What you need to do —
Throughout the material below, how many lines include the string "Load"? Reply with only the number.

+ + + + + + +

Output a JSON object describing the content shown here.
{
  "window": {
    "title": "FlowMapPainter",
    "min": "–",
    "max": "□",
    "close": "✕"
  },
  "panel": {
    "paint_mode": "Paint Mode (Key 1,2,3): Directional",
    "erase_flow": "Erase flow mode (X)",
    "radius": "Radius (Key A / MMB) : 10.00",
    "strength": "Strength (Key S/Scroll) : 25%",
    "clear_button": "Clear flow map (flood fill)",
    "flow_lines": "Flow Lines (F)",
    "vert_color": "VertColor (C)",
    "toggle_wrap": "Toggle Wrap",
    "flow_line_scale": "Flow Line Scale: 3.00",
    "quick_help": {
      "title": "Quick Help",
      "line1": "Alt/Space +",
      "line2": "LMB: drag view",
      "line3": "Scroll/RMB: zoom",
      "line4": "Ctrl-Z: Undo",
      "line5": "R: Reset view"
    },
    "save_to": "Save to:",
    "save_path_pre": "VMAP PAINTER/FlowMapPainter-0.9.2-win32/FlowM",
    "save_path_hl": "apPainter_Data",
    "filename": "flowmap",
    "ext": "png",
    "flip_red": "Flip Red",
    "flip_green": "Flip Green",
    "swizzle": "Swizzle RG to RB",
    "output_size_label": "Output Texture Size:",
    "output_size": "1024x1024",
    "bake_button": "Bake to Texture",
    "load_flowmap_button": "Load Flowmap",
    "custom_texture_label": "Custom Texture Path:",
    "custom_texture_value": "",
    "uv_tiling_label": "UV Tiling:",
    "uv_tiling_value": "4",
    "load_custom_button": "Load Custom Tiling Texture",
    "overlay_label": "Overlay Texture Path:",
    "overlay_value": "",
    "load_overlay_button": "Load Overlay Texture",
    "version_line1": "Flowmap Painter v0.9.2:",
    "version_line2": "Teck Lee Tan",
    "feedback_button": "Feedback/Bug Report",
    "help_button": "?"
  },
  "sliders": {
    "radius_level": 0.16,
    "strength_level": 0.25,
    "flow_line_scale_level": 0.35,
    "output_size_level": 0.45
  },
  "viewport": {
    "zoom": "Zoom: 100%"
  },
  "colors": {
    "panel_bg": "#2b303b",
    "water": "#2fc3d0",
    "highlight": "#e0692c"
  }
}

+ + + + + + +

Exercise solution —
3